Facebook co-founder Eduardo Saverin renounced his United States citizenship back in September in order to take up permanent residence closer to the bamboo curtain, in Singapore. Although he has officially left Facebook, he still owns about a four percent share of the company, which at the time he left the country was worth roughly 2.44 billion dollars, and which is still projected to grow at a terrific rate after its initial public offering.
A spokesperson for Saverin insists that his decision to leave the country and abandon US citizenship was about nothing other than his earnest desire to live and work abroad. That may be true; who’s to say other than Saverin himself what his motivations were? But the claim is awfully difficult to believe, and at the very least this move is suspiciously convenient for Saverin, who stands to save at least 67 million dollars in taxes that he would otherwise have owed to the United States government.
Under current US tax law, Saverin will be obligated to pay a fifteen percent capital gains tax on the value of his stocks as of September, but by renouncing citizenship he avoids owing anything on the future value of his stock, which has already been calculated at 448 million dollars greater than it was when he jumped ship. Furthermore, he avoids the impact of a forthcoming increase of capital gains tax to twenty percent, as well as any other upper-class tax increases that might yet happen as Americans grow increasingly frustrated with the broadening economic disparities in their country.
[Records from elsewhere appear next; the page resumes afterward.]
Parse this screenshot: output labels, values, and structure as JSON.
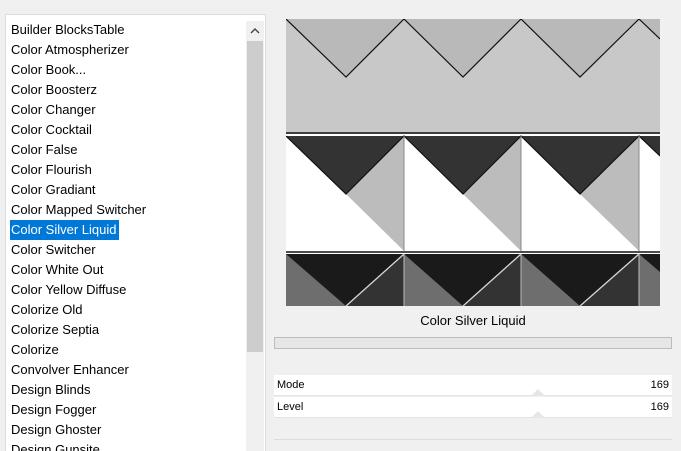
{
  "filter_list": {
    "items": [
      "Builder BlocksTable",
      "Color Atmospherizer",
      "Color Book...",
      "Color Boosterz",
      "Color Changer",
      "Color Cocktail",
      "Color False",
      "Color Flourish",
      "Color Gradiant",
      "Color Mapped Switcher",
      "Color Silver Liquid",
      "Color Switcher",
      "Color White Out",
      "Color Yellow Diffuse",
      "Colorize Old",
      "Colorize Septia",
      "Colorize",
      "Convolver Enhancer",
      "Design Blinds",
      "Design Fogger",
      "Design Ghoster",
      "Design Gunsite"
    ],
    "selected_index": 10
  },
  "scrollbar": {
    "up_icon": "chevron-up-icon"
  },
  "filter_panel": {
    "filter_name": "Color Silver Liquid",
    "params": [
      {
        "label": "Mode",
        "value": "169"
      },
      {
        "label": "Level",
        "value": "169"
      }
    ]
  },
  "colors": {
    "selection": "#0078d7",
    "preview_light_gray": "#c8c8c8",
    "preview_mid_gray": "#bcbcbc",
    "preview_dark": "#333333",
    "preview_black": "#1a1a1a"
  }
}
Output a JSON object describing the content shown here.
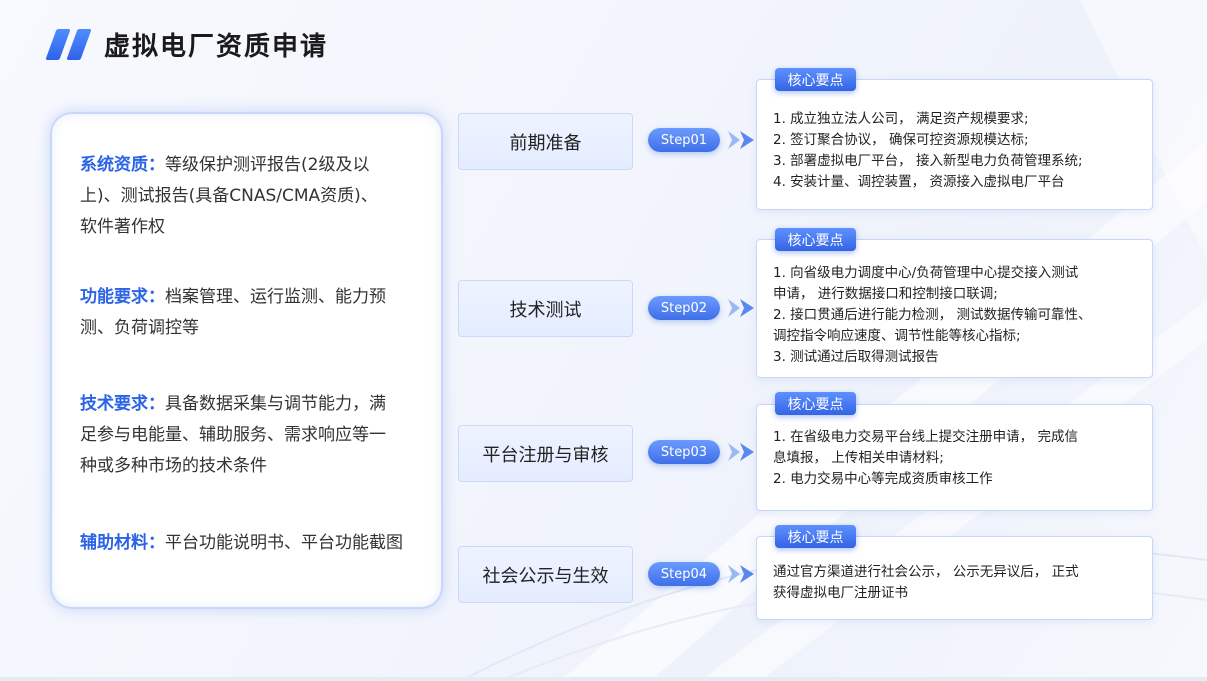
{
  "title": "虚拟电厂资质申请",
  "requirements": [
    {
      "label": "系统资质：",
      "lines": [
        "等级保护测评报告(2级及以",
        "上)、测试报告(具备CNAS/CMA资质)、",
        "软件著作权"
      ]
    },
    {
      "label": "功能要求：",
      "lines": [
        "档案管理、运行监测、能力预",
        "测、负荷调控等"
      ]
    },
    {
      "label": "技术要求：",
      "lines": [
        "具备数据采集与调节能力，满",
        "足参与电能量、辅助服务、需求响应等一",
        "种或多种市场的技术条件"
      ]
    },
    {
      "label": "辅助材料：",
      "lines": [
        "平台功能说明书、平台功能截图"
      ]
    }
  ],
  "steps": [
    {
      "name": "前期准备",
      "step": "Step01",
      "tag": "核心要点",
      "lines": [
        "1. 成立独立法人公司， 满足资产规模要求;",
        "2. 签订聚合协议， 确保可控资源规模达标;",
        "  3. 部署虚拟电厂平台， 接入新型电力负荷管理系统;",
        "4. 安装计量、调控装置， 资源接入虚拟电厂平台"
      ]
    },
    {
      "name": "技术测试",
      "step": "Step02",
      "tag": "核心要点",
      "lines": [
        "1. 向省级电力调度中心/负荷管理中心提交接入测试",
        "申请， 进行数据接口和控制接口联调;",
        "2. 接口贯通后进行能力检测， 测试数据传输可靠性、",
        "调控指令响应速度、调节性能等核心指标;",
        "3. 测试通过后取得测试报告"
      ]
    },
    {
      "name": "平台注册与审核",
      "step": "Step03",
      "tag": "核心要点",
      "lines": [
        "1. 在省级电力交易平台线上提交注册申请， 完成信",
        "息填报， 上传相关申请材料;",
        "2. 电力交易中心等完成资质审核工作"
      ]
    },
    {
      "name": "社会公示与生效",
      "step": "Step04",
      "tag": "核心要点",
      "lines": [
        "通过官方渠道进行社会公示， 公示无异议后， 正式",
        "获得虚拟电厂注册证书"
      ]
    }
  ],
  "colors": {
    "accent": "#2b64e6",
    "pill": "#4f7ff0"
  }
}
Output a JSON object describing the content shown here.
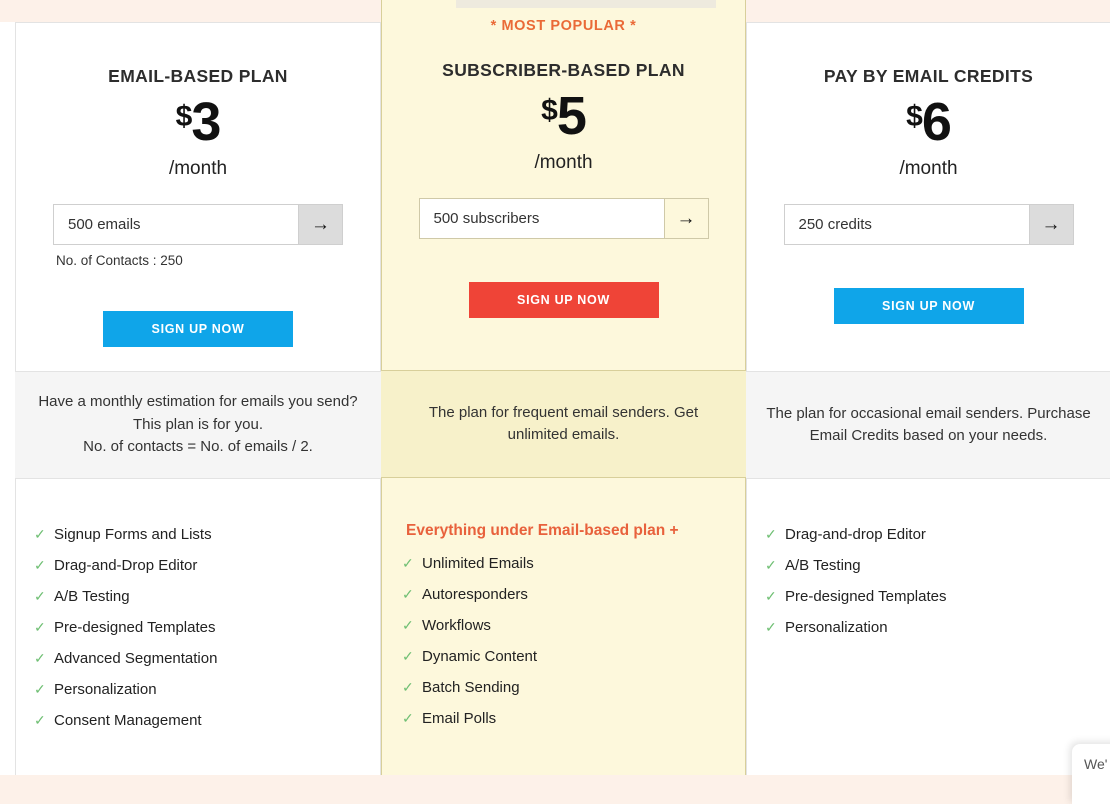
{
  "theme": {
    "page_background": "#fdf1e9",
    "card_background": "#ffffff",
    "featured_background": "#fdf8dc",
    "featured_description_background": "#f7f1ca",
    "description_background": "#f5f5f5",
    "cta_blue": "#0fa5e9",
    "cta_red": "#ef4437",
    "accent_orange": "#ea6a37",
    "tick_green": "#6fbf73"
  },
  "plans": [
    {
      "id": "email-based-plan",
      "badge": null,
      "title": "EMAIL-BASED PLAN",
      "currency": "$",
      "price": "3",
      "period": "/month",
      "quantity_value": "500 emails",
      "quantity_placeholder": "500 emails",
      "arrow_label": "→",
      "note": "No. of Contacts : 250",
      "cta_label": "SIGN UP NOW",
      "cta_color": "#0fa5e9",
      "description": "Have a monthly estimation for emails you send?\nThis plan is for you.\nNo. of contacts = No. of emails / 2.",
      "features_heading": null,
      "features": [
        "Signup Forms and Lists",
        "Drag-and-Drop Editor",
        "A/B Testing",
        "Pre-designed Templates",
        "Advanced Segmentation",
        "Personalization",
        "Consent Management"
      ]
    },
    {
      "id": "subscriber-based-plan",
      "badge": "* MOST POPULAR *",
      "title": "SUBSCRIBER-BASED PLAN",
      "currency": "$",
      "price": "5",
      "period": "/month",
      "quantity_value": "500 subscribers",
      "quantity_placeholder": "500 subscribers",
      "arrow_label": "→",
      "note": null,
      "cta_label": "SIGN UP NOW",
      "cta_color": "#ef4437",
      "description": "The plan for frequent email senders. Get unlimited emails.",
      "features_heading": "Everything under Email-based plan +",
      "features": [
        "Unlimited Emails",
        "Autoresponders",
        "Workflows",
        "Dynamic Content",
        "Batch Sending",
        "Email Polls"
      ]
    },
    {
      "id": "pay-by-email-credits",
      "badge": null,
      "title": "PAY BY EMAIL CREDITS",
      "currency": "$",
      "price": "6",
      "period": "/month",
      "quantity_value": "250 credits",
      "quantity_placeholder": "250 credits",
      "arrow_label": "→",
      "note": null,
      "cta_label": "SIGN UP NOW",
      "cta_color": "#0fa5e9",
      "description": "The plan for occasional email senders. Purchase Email Credits based on your needs.",
      "features_heading": null,
      "features": [
        "Drag-and-drop Editor",
        "A/B Testing",
        "Pre-designed Templates",
        "Personalization"
      ]
    }
  ],
  "tick_glyph": "✓",
  "chat_widget": {
    "text": "We'"
  }
}
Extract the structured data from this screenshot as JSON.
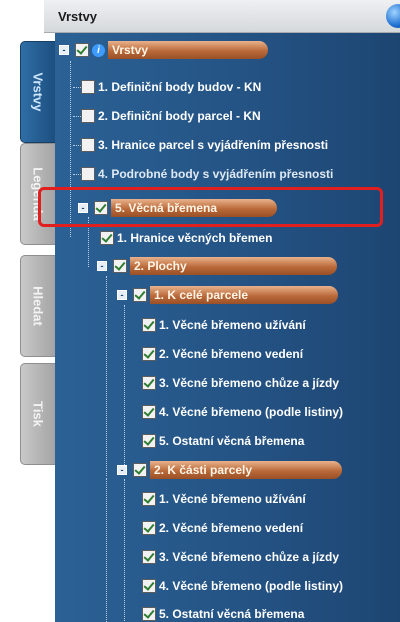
{
  "header": {
    "title": "Vrstvy",
    "icon": "globe-icon"
  },
  "tabs": [
    {
      "label": "Vrstvy",
      "active": true
    },
    {
      "label": "Legenda",
      "active": false
    },
    {
      "label": "Hledat",
      "active": false
    },
    {
      "label": "Tisk",
      "active": false
    }
  ],
  "tree": {
    "root": {
      "label": "Vrstvy",
      "icon": "info-icon"
    },
    "layers": [
      {
        "label": "1. Definiční body budov - KN",
        "checked": false
      },
      {
        "label": "2. Definiční body parcel - KN",
        "checked": false
      },
      {
        "label": "3. Hranice parcel s vyjádřením přesnosti",
        "checked": false
      },
      {
        "label": "4. Podrobné body s vyjádřením přesnosti",
        "checked": false
      }
    ],
    "group5": {
      "label": "5. Věcná břemena",
      "hranice": "1. Hranice věcných břemen",
      "plochy": {
        "label": "2. Plochy",
        "cele": {
          "label": "1. K celé parcele",
          "items": [
            "1. Věcné břemeno užívání",
            "2. Věcné břemeno vedení",
            "3. Věcné břemeno chůze a jízdy",
            "4. Věcné břemeno (podle listiny)",
            "5. Ostatní věcná břemena"
          ]
        },
        "casti": {
          "label": "2. K části parcely",
          "items": [
            "1. Věcné břemeno užívání",
            "2. Věcné břemeno vedení",
            "3. Věcné břemeno chůze a jízdy",
            "4. Věcné břemeno (podle listiny)",
            "5. Ostatní věcná břemena"
          ]
        }
      }
    }
  },
  "highlight_color": "#e21f1f"
}
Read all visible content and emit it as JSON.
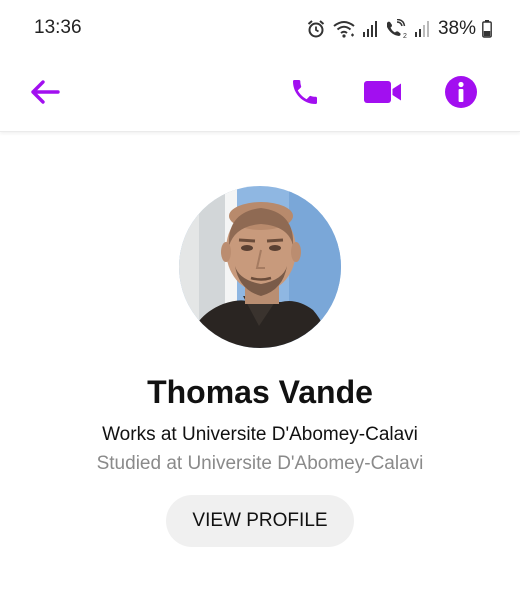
{
  "status_bar": {
    "time": "13:36",
    "battery_percent": "38%",
    "icons": [
      "alarm-icon",
      "wifi-icon",
      "signal-icon",
      "wifi-calling-icon",
      "signal-icon",
      "battery-icon"
    ]
  },
  "app_bar": {
    "icons": [
      "back-arrow-icon",
      "phone-icon",
      "video-camera-icon",
      "info-icon"
    ],
    "accent_color": "#a20ff0"
  },
  "profile": {
    "name": "Thomas Vande",
    "work": "Works at Universite D'Abomey-Calavi",
    "study": "Studied at Universite D'Abomey-Calavi",
    "view_profile_label": "VIEW PROFILE"
  }
}
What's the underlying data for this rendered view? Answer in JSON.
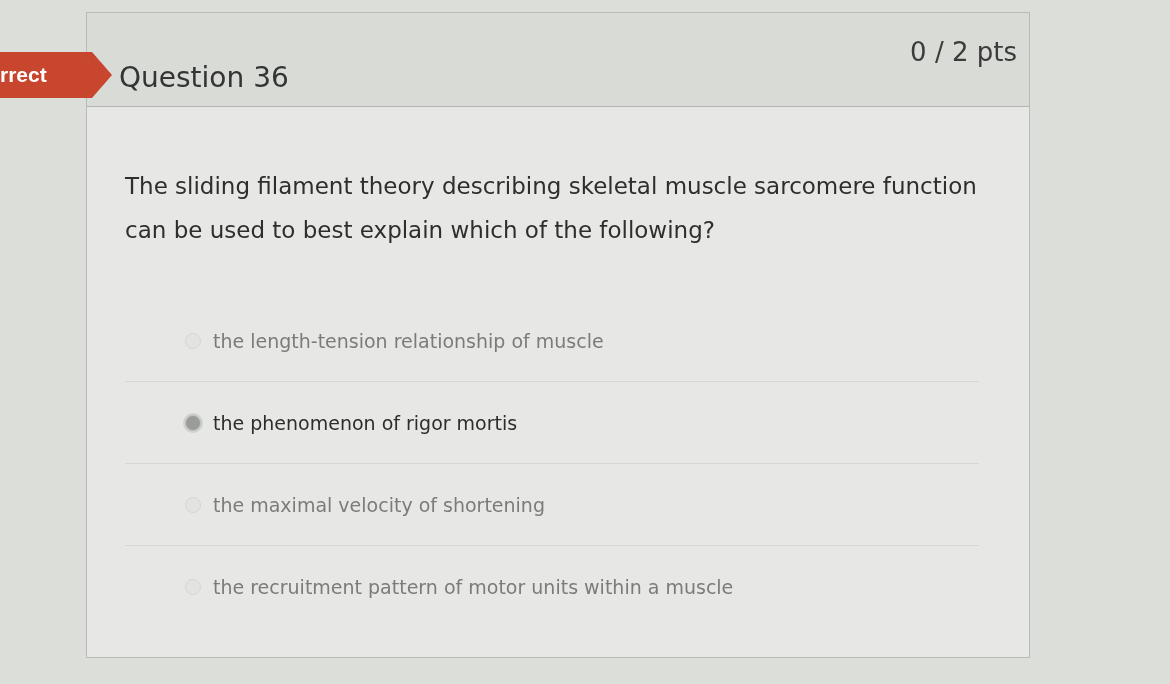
{
  "result_badge": {
    "text": "rrect"
  },
  "question": {
    "title": "Question 36",
    "score": "0 / 2 pts",
    "text": "The sliding filament theory describing skeletal muscle sarcomere function can be used to best explain which of the following?",
    "answers": [
      {
        "label": "the length-tension relationship of muscle",
        "selected": false
      },
      {
        "label": "the phenomenon of rigor mortis",
        "selected": true
      },
      {
        "label": "the maximal velocity of shortening",
        "selected": false
      },
      {
        "label": "the recruitment pattern of motor units within a muscle",
        "selected": false
      }
    ]
  }
}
I acknowledge that Eduardo Saverin might just really love Singapore. He might be absolutely certain that it’s the only place he wants to live for the rest of his life, and he might have made that decision purely on the basis of their culture, food, and climate, without regard for the fact that they have no capital gains tax whatsoever. But accounting for that possibility, Saverin’s actions were obtuse at best, and calculatingly, cruelly avaricious at worst.
As such, his renunciation of United States citizenship is a remarkably clear synecdoche representing the damaging greed of the worst elements of American society and culture. Such greed does not fall along strict class lines, as there are plenty of wealthy individuals who demonstrate genuine interest in helping their society and their fellow citizens, and plenty of lower class individuals who make no secret of the fact that they wish to be rich purely for their own selfish gain.
But every person who demonstrates such greed contributes to a steady poisoning of American culture. And every person who shirks the solemn responsibilities he has to a nation and culture that helped him to acquire his tremendous wealth makes it clear that he values every base desire more than any genuine solution to the problems that nation faces.
The investment capital is available for us to solve these problems – to feed the twenty percent of children in the United States who are malnourished, to find technological solutions to curtail global warming, to effectively train the modern workforce, to normalize sustainable resources, install renewable energy infrastructure, plant bamboo for domestic use.
It takes political will to accomplish these things, and the clearest indicator of that political will is the willingness of individuals to sacrifice what they damned well can afford. The responsibility falls more heavily upon the wealthiest Americans, or as the case may be, former Americans, even though the responsibility is ultimately shared universally.
Every billionaire who dodges his responsibility to the country that birthed his wealth strips that country of economic solutions that it could have had right in hand. It doesn’t matter if such greed is deliberate or merely a consequence of not caring enough to realize one is making out like a bandit; the effect is the same. And so, in essence, is the cause.